Tom Hanks is absolutely mesmerizing in his portrayal of Fred Rogers. I felt Hanks brought Rogers back to life on screen the moment he entered his television home in the first shot of the film. Hanks provokes thoughts of sadness, anger, and humanity as a whole, exactly as Rogers did when he was on the air, bringing a stunning performance in A Beautiful Day in the Neighborhood that is easily worthy of the Academy's attention. Matthew Rhys costars adjacent to Hanks and while he is the complete opposite of everything Fred Rogers exudes, the combination of the two results in a magical example of the human condition. Rhys’ Vogel shares the screen away from Rogers with Chris Cooper, who plays his disconnected father and Susan Kelechi Watson, who plays Vogel’s wife who is forced aside in order for him to focus all his energy on his journalism.
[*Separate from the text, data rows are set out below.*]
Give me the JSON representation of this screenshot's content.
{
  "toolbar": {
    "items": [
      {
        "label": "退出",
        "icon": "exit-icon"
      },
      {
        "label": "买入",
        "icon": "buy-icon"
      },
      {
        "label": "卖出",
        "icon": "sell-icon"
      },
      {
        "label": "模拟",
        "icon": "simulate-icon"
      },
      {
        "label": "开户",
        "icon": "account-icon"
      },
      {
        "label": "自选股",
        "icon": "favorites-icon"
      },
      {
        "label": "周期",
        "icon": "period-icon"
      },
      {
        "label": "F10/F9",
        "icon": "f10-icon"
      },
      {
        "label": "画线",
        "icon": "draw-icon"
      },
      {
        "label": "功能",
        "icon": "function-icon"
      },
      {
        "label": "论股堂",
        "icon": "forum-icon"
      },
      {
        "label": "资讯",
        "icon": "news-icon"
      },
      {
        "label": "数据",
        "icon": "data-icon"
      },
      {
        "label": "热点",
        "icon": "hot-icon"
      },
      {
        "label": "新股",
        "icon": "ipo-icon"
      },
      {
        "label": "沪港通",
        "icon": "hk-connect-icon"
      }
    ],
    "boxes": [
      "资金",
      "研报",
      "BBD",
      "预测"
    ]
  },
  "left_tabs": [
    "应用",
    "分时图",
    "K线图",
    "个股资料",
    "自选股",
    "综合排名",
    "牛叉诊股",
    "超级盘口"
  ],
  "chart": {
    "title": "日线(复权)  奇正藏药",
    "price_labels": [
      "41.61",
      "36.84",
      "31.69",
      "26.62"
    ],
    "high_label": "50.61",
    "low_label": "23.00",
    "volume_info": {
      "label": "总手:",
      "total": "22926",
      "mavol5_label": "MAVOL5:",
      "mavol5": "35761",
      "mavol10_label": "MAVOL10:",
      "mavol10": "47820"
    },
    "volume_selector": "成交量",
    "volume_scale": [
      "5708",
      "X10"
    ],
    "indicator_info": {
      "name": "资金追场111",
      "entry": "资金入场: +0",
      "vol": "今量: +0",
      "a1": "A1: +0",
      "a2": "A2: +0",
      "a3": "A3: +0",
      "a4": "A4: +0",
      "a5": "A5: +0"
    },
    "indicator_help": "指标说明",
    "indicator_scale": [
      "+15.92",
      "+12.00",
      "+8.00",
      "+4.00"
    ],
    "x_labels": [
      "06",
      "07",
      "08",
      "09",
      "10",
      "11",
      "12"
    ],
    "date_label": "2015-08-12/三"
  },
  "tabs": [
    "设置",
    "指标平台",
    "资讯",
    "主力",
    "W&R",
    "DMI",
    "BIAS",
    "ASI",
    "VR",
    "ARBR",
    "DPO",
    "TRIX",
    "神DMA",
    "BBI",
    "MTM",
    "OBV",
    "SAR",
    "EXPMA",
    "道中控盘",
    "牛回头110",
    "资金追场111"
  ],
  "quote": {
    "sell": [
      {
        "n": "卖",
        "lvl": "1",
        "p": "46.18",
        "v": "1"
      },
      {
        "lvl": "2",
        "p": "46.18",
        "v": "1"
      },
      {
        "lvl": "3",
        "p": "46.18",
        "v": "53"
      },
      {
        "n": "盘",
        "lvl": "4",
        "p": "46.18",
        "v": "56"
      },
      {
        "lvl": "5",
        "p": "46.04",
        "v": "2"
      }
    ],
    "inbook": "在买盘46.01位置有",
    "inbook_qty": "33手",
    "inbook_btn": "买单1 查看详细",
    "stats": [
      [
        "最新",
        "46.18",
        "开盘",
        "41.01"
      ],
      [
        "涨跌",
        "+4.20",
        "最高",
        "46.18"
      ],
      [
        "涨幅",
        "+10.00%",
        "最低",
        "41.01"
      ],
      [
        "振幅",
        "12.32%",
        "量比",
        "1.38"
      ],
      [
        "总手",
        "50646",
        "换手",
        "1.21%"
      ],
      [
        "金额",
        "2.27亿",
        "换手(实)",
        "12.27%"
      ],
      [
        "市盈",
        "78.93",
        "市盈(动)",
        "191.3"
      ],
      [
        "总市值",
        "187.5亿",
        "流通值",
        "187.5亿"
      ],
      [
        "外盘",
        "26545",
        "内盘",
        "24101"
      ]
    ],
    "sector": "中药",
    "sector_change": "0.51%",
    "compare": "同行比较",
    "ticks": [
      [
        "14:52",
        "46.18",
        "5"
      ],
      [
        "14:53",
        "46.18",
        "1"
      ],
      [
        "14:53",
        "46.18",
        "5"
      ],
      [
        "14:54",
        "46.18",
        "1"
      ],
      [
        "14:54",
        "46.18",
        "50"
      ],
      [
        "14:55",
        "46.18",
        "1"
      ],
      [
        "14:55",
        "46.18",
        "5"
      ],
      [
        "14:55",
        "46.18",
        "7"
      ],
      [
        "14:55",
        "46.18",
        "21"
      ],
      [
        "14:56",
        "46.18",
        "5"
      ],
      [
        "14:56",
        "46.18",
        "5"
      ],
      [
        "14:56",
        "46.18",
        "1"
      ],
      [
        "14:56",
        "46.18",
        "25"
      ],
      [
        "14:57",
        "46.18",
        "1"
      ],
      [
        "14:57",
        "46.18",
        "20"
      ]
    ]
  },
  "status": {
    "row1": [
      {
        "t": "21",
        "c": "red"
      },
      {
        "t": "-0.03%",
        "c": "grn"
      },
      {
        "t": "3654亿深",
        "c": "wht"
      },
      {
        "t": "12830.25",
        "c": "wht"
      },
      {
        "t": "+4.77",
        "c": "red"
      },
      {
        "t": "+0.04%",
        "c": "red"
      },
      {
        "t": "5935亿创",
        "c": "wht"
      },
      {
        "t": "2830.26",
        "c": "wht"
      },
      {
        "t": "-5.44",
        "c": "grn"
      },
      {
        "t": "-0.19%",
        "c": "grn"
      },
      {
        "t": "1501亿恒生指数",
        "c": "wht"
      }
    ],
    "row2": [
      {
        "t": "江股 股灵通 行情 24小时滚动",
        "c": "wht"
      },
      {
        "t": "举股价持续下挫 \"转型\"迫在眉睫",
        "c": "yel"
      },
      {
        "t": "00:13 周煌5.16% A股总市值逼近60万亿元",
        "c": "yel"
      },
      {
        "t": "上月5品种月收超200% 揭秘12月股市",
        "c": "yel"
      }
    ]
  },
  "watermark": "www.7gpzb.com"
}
The family conflict here is split, as while I felt a lot for Lloyd and his father’s separation, his wife and child are forced back to less important status in the overlaying story, however her lack of development doesn’t sacrifice the stability of the plot as it’s not about her and more about Lloyd as a whole.
VISUAL EFFECTS | MAKEUP | DESIGN:
MUSIC | SCORE | SOUND DESIGN:
When I think of sound design in A Beautiful Day in the Neighborhood, there's one tense and emotional scene that comes to mind, and Filipe Messeder (Sound Editor) delivered. We as an audience are forced into Lloyd and Fred's discussions, with a lesson attempting to be learned at each encounter - one of those moments is to think during an absolute moment of silence. During this moment, if you have an appropriate theater or manage to see it at home, you should be able to hear a pin drop. It's stellar editing that should absolutely be recognized for accolades. Composer Nate Heller duplicates the magnificent sound of 'Mister Rogers’ Neighborhood', as well as creating a wonderful score that magnifies the emotions that are evoked from the presence of the childhood favorite. Heller honors the magical world of sound that Mister Rogers and his crew created while on the air, as his musical outing here works fluently with the film itself and elevates every moment up an entire notch.
Production designer Jade Healy and set decorator Merissa Lombardo did a tremendous job recreating the sets of 'Mister Rogers’ Neighborhood,’ so much so that when on screen, whether it be from the angle of the studio or the camera lens, it brought me back to when I was young and watching. To say I adored the set design and costume design would be an understatement; the world they built is a world I'm familiar with, maybe not to the extent of walking the streets like Lloyd, but I remember the world through the news my grandparents would play and of course the show, 'Mister Rogers' Neighborhood'. Tom Hanks looks as close to Fred Rogers as an actor could possibly be, the costume work and markup used in order to transform him is unbelievable, and once Hanks plays the part you forget entirely that it's him. The transitions between scenes that replicate the cityscapes of Mister Rogers’ Neighborhood may come off a tad jarring when they first appear before transitioning into the initial scene, but once they begin it’s a wonderful technique that makes the film uniquely Mister Rogers.
"Fame Is A Four-Letter Word. What Matters Is What We Do With It."
Genre: Biography. Drama.
I have a deep love and respect for Mister Rogers, for everything he represents is everything us as humans should be able to represent at all times, yet we fail to do so. Journalist Lloyd Vogel is a prime example of a man who believed humanity had failed until the teachings of Fred Rogers came into his life. The story being told here is a soulful true story of a man having to find himself in the wreckage of his life leading up to the moment he met Mr. Rogers. The direction is pure, and the storytelling resonates beautifully with fans of the icon. Hanks as Fred Rogers is an immense delight to sit back and relish as he is brought back to life once more on the big screen.